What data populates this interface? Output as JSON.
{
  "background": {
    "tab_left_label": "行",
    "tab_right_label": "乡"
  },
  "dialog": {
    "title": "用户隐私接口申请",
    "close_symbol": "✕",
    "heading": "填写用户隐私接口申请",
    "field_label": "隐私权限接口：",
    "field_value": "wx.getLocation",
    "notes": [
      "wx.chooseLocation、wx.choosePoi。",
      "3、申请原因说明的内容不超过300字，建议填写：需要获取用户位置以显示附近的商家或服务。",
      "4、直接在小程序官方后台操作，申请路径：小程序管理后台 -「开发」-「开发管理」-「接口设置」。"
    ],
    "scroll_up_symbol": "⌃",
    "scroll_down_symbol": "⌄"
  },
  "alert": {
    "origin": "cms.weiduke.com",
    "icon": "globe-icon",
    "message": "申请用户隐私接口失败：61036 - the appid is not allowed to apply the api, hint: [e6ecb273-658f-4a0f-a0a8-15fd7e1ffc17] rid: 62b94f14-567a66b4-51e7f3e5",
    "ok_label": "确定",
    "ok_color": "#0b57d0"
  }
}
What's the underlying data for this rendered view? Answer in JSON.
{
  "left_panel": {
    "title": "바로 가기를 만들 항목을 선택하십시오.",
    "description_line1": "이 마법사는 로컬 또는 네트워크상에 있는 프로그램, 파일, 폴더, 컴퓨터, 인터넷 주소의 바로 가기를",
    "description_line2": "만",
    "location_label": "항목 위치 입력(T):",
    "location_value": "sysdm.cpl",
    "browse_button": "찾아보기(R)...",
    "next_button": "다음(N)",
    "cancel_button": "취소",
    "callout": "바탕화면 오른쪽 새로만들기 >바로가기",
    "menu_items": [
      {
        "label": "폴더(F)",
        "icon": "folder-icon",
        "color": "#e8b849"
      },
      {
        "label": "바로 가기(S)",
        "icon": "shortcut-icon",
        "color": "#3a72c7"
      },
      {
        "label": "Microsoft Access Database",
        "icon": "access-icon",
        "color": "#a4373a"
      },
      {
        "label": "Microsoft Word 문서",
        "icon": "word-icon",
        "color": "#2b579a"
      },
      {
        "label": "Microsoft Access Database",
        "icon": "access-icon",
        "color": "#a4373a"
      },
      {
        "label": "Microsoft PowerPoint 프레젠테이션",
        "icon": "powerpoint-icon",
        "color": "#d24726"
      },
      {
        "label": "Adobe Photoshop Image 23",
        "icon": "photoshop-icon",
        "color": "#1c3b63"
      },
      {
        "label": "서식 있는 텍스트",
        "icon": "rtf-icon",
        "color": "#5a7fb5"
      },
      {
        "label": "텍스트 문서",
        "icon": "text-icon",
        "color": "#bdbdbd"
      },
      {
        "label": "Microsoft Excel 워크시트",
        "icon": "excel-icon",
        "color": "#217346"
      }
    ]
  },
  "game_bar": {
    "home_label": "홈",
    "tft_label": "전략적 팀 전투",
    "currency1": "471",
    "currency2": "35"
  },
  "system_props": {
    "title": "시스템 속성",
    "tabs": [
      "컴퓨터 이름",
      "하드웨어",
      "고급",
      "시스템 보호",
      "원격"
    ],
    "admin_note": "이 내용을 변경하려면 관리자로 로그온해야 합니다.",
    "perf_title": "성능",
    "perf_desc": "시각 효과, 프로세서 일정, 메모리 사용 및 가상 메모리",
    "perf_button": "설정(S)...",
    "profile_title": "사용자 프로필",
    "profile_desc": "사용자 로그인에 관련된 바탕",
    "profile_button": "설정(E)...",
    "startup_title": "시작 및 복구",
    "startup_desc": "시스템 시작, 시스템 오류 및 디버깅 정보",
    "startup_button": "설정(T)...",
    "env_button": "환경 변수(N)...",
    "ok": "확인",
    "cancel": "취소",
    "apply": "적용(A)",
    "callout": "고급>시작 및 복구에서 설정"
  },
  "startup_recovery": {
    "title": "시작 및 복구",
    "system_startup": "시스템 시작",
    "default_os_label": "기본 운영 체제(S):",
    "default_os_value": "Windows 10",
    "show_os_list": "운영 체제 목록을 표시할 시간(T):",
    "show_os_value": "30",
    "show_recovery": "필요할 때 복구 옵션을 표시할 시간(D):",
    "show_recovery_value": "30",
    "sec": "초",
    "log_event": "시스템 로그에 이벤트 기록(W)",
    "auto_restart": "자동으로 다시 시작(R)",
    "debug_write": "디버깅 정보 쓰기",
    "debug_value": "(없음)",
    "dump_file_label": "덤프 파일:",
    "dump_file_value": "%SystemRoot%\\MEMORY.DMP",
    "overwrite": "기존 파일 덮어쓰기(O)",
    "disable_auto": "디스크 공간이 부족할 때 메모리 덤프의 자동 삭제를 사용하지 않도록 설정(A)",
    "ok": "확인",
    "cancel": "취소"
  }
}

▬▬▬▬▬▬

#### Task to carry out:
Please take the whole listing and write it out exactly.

#### Output below:
What data populates this interface? Output as JSON.
{
  "background": {
    "tab_left_label": "行",
    "tab_right_label": "乡"
  },
  "dialog": {
    "title": "用户隐私接口申请",
    "close_symbol": "✕",
    "heading": "填写用户隐私接口申请",
    "field_label": "隐私权限接口：",
    "field_value": "wx.getLocation",
    "notes": [
      "wx.chooseLocation、wx.choosePoi。",
      "3、申请原因说明的内容不超过300字，建议填写：需要获取用户位置以显示附近的商家或服务。",
      "4、直接在小程序官方后台操作，申请路径：小程序管理后台 -「开发」-「开发管理」-「接口设置」。"
    ],
    "scroll_up_symbol": "⌃",
    "scroll_down_symbol": "⌄"
  },
  "alert": {
    "origin": "cms.weiduke.com",
    "icon": "globe-icon",
    "message": "申请用户隐私接口失败：61036 - the appid is not allowed to apply the api, hint: [e6ecb273-658f-4a0f-a0a8-15fd7e1ffc17] rid: 62b94f14-567a66b4-51e7f3e5",
    "ok_label": "确定",
    "ok_color": "#0b57d0"
  }
}
What's the underlying data for this rendered view? Answer in JSON.
{
  "left_panel": {
    "title": "바로 가기를 만들 항목을 선택하십시오.",
    "description_line1": "이 마법사는 로컬 또는 네트워크상에 있는 프로그램, 파일, 폴더, 컴퓨터, 인터넷 주소의 바로 가기를",
    "description_line2": "만",
    "location_label": "항목 위치 입력(T):",
    "location_value": "sysdm.cpl",
    "browse_button": "찾아보기(R)...",
    "next_button": "다음(N)",
    "cancel_button": "취소",
    "callout": "바탕화면 오른쪽 새로만들기 >바로가기",
    "menu_items": [
      {
        "label": "폴더(F)",
        "icon": "folder-icon",
        "color": "#e8b849"
      },
      {
        "label": "바로 가기(S)",
        "icon": "shortcut-icon",
        "color": "#3a72c7"
      },
      {
        "label": "Microsoft Access Database",
        "icon": "access-icon",
        "color": "#a4373a"
      },
      {
        "label": "Microsoft Word 문서",
        "icon": "word-icon",
        "color": "#2b579a"
      },
      {
        "label": "Microsoft Access Database",
        "icon": "access-icon",
        "color": "#a4373a"
      },
      {
        "label": "Microsoft PowerPoint 프레젠테이션",
        "icon": "powerpoint-icon",
        "color": "#d24726"
      },
      {
        "label": "Adobe Photoshop Image 23",
        "icon": "photoshop-icon",
        "color": "#1c3b63"
      },
      {
        "label": "서식 있는 텍스트",
        "icon": "rtf-icon",
        "color": "#5a7fb5"
      },
      {
        "label": "텍스트 문서",
        "icon": "text-icon",
        "color": "#bdbdbd"
      },
      {
        "label": "Microsoft Excel 워크시트",
        "icon": "excel-icon",
        "color": "#217346"
      }
    ]
  },
  "game_bar": {
    "home_label": "홈",
    "tft_label": "전략적 팀 전투",
    "currency1": "471",
    "currency2": "35"
  },
  "system_props": {
    "title": "시스템 속성",
    "tabs": [
      "컴퓨터 이름",
      "하드웨어",
      "고급",
      "시스템 보호",
      "원격"
    ],
    "admin_note": "이 내용을 변경하려면 관리자로 로그온해야 합니다.",
    "perf_title": "성능",
    "perf_desc": "시각 효과, 프로세서 일정, 메모리 사용 및 가상 메모리",
    "perf_button": "설정(S)...",
    "profile_title": "사용자 프로필",
    "profile_desc": "사용자 로그인에 관련된 바탕",
    "profile_button": "설정(E)...",
    "startup_title": "시작 및 복구",
    "startup_desc": "시스템 시작, 시스템 오류 및 디버깅 정보",
    "startup_button": "설정(T)...",
    "env_button": "환경 변수(N)...",
    "ok": "확인",
    "cancel": "취소",
    "apply": "적용(A)",
    "callout": "고급>시작 및 복구에서 설정"
  },
  "startup_recovery": {
    "title": "시작 및 복구",
    "system_startup": "시스템 시작",
    "default_os_label": "기본 운영 체제(S):",
    "default_os_value": "Windows 10",
    "show_os_list": "운영 체제 목록을 표시할 시간(T):",
    "show_os_value": "30",
    "show_recovery": "필요할 때 복구 옵션을 표시할 시간(D):",
    "show_recovery_value": "30",
    "sec": "초",
    "log_event": "시스템 로그에 이벤트 기록(W)",
    "auto_restart": "자동으로 다시 시작(R)",
    "debug_write": "디버깅 정보 쓰기",
    "debug_value": "(없음)",
    "dump_file_label": "덤프 파일:",
    "dump_file_value": "%SystemRoot%\\MEMORY.DMP",
    "overwrite": "기존 파일 덮어쓰기(O)",
    "disable_auto": "디스크 공간이 부족할 때 메모리 덤프의 자동 삭제를 사용하지 않도록 설정(A)",
    "ok": "확인",
    "cancel": "취소"
  }
}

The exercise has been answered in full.